DIGITAL TOURISM AND ISRAEL’S ILLEGAL SETTLEMENTS
IN THE OCCUPIED PALESTINIAN TERRITORIES.

In this report, Amnesty International exposes how four leading


online tourism companies and global brands – TripAdvisor,
Booking.com, Expedia and Airbnb are listing places to stay or
things to do in illegal Israeli settlements in the Occupied
Palestinian Territories. They are promoting these listings, and
profiting from them, despite knowing that these Israeli
settlements are illegal under international law and are at the root
of a wide range of human rights violations suffered by
Palestinian communities.
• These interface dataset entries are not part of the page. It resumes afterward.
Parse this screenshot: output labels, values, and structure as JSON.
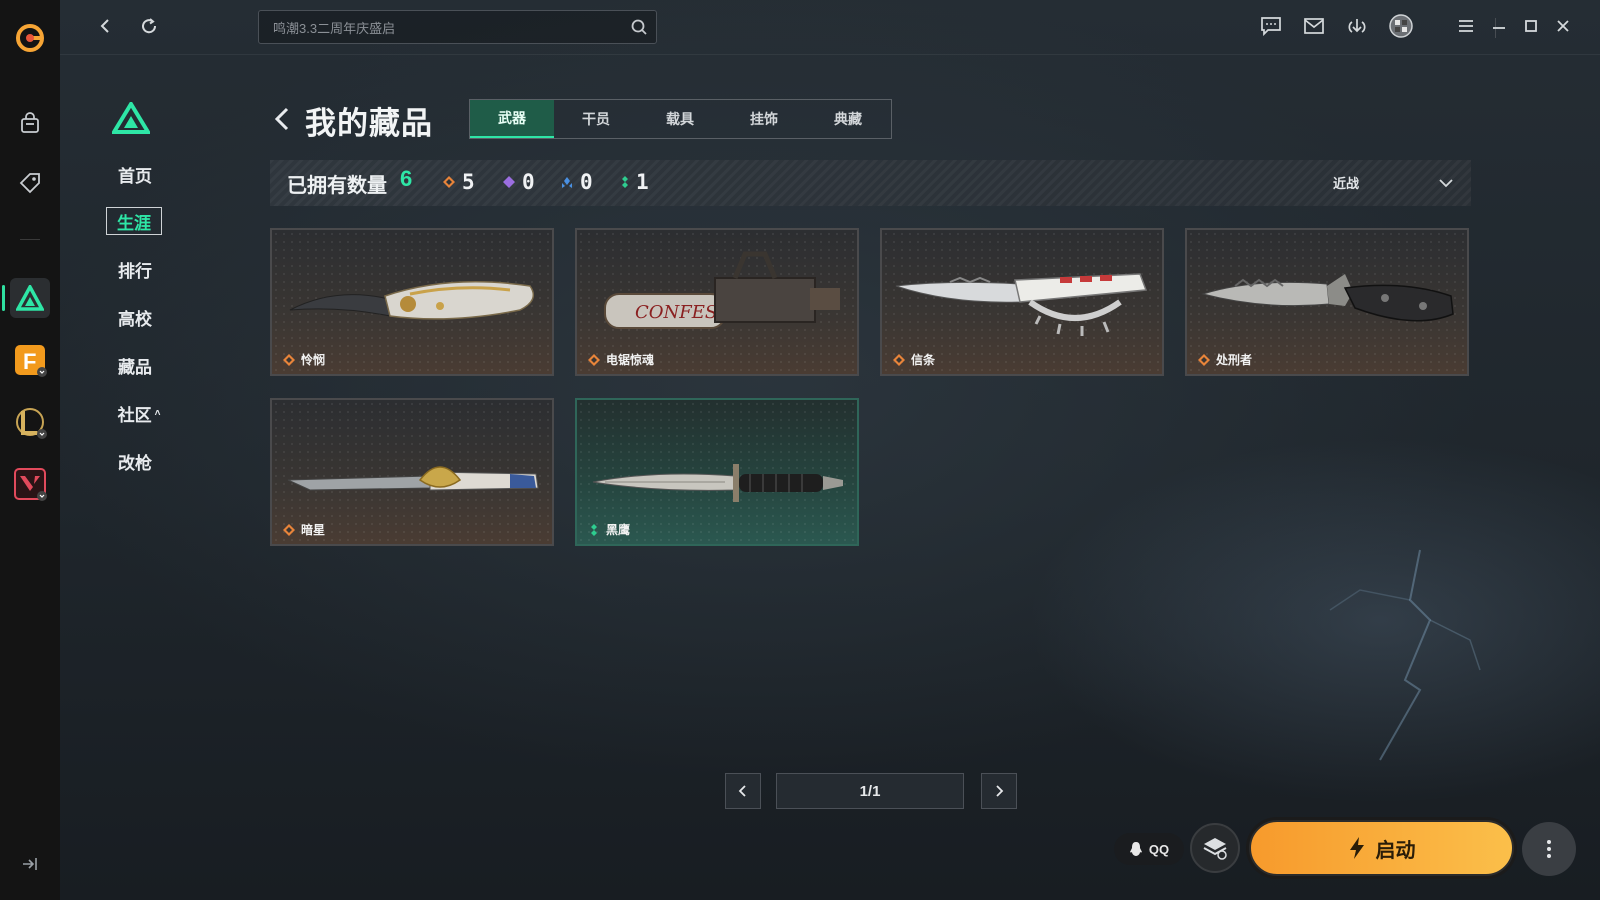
{
  "app": {
    "accent": "#2ee6a6",
    "brand_orange": "#f79a2c"
  },
  "rail": {
    "items": [
      {
        "name": "store-bag-icon"
      },
      {
        "name": "tag-icon"
      },
      {
        "name": "game-delta-icon"
      },
      {
        "name": "game-f-icon"
      },
      {
        "name": "game-league-icon"
      },
      {
        "name": "game-valorant-icon"
      }
    ]
  },
  "topbar": {
    "search_placeholder": "鸣潮3.3二周年庆盛启"
  },
  "nav": {
    "items": [
      {
        "label": "首页"
      },
      {
        "label": "生涯"
      },
      {
        "label": "排行"
      },
      {
        "label": "高校"
      },
      {
        "label": "藏品"
      },
      {
        "label": "社区"
      },
      {
        "label": "改枪"
      }
    ],
    "active": "生涯",
    "community_caret": "˄"
  },
  "page": {
    "title": "我的藏品",
    "tabs": [
      "武器",
      "干员",
      "载具",
      "挂饰",
      "典藏"
    ],
    "active_tab": "武器"
  },
  "stats": {
    "owned_label": "已拥有数量",
    "owned_count": "6",
    "rarity_counts": [
      {
        "color": "#e8843a",
        "count": "5"
      },
      {
        "color": "#9b6ee0",
        "count": "0"
      },
      {
        "color": "#4a90e2",
        "count": "0"
      },
      {
        "color": "#2ecc8f",
        "count": "1"
      }
    ],
    "filter_value": "近战"
  },
  "items": [
    {
      "name": "怜悯",
      "rarity": "orange"
    },
    {
      "name": "电锯惊魂",
      "rarity": "orange"
    },
    {
      "name": "信条",
      "rarity": "orange"
    },
    {
      "name": "处刑者",
      "rarity": "orange"
    },
    {
      "name": "暗星",
      "rarity": "orange"
    },
    {
      "name": "黑鹰",
      "rarity": "green"
    }
  ],
  "pagination": {
    "text": "1/1"
  },
  "actions": {
    "qq_label": "QQ",
    "launch_label": "启动"
  }
}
Amnesty International is calling on
these companies to stop providing these listings, and on
governments around the world to take regulatory action to
prevent companies such as these from doing business in or with
Israel’s illegal settlements.

Index: MDE 15/9490/2019


January 2019

amnesty.org